The Genetic Architecture of Quantitative Traits Cannot Be Inferred from Variance Component Analysis

PLoS Genet. 2016 Nov 3;12(11):e1006421. doi: 10.1371/journal.pgen.1006421. eCollection 2016 Nov.


Classical quantitative genetic analyses estimate additive and non-additive genetic and environmental components of variance from phenotypes of related individuals without knowing the identities of quantitative trait loci (QTLs). Many studies have found a large proportion of quantitative trait variation can be attributed to the additive genetic variance (VA), providing the basis for claims that non-additive gene actions are unimportant. In this study, we show that arbitrarily defined parameterizations of genetic effects seemingly consistent with non-additive gene actions can also capture the majority of genetic variation. This reveals a logical flaw in using the relative magnitudes of variance components to indicate the relative importance of additive and non-additive gene actions. We discuss the implications and propose that variance component analyses should not be used to infer the genetic architecture of quantitative traits.

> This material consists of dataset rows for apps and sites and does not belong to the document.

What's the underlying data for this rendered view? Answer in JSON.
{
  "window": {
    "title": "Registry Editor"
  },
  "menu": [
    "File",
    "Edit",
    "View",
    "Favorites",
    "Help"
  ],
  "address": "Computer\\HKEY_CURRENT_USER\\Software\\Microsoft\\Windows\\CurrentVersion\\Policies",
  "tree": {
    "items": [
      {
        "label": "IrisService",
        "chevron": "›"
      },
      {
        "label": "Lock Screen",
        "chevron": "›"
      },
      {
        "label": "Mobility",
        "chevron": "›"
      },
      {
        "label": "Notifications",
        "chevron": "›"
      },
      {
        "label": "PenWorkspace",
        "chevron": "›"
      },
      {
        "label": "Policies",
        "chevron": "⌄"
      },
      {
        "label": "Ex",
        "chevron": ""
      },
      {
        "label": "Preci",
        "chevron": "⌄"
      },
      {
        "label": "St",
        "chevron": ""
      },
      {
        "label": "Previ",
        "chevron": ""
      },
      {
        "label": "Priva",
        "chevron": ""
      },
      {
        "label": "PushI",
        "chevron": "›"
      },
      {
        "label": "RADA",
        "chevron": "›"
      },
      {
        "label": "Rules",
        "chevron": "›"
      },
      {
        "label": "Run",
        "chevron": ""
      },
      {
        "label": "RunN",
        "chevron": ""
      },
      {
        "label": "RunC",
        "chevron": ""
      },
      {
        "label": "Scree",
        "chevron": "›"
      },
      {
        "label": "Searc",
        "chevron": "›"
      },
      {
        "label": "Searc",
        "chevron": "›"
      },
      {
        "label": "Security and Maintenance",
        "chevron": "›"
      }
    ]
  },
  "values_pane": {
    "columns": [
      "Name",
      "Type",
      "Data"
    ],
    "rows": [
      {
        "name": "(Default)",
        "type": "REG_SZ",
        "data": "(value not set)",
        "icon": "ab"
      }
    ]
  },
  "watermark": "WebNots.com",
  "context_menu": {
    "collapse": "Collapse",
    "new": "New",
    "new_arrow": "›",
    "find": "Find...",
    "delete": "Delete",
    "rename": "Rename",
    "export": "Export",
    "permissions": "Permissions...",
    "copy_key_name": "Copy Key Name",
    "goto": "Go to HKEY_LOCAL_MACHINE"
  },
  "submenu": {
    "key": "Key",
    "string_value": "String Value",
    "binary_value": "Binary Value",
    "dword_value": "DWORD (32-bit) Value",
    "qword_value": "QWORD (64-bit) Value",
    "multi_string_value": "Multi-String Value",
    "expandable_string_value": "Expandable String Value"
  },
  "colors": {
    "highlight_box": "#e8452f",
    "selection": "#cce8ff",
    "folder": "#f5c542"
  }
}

MeSH terms

  • Analysis of Variance*
  • Chromosome Mapping
  • Genetic Variation
  • Phenotype
  • Polymorphism, Genetic
  • Quantitative Trait Loci / genetics*
  • Quantitative Trait, Heritable*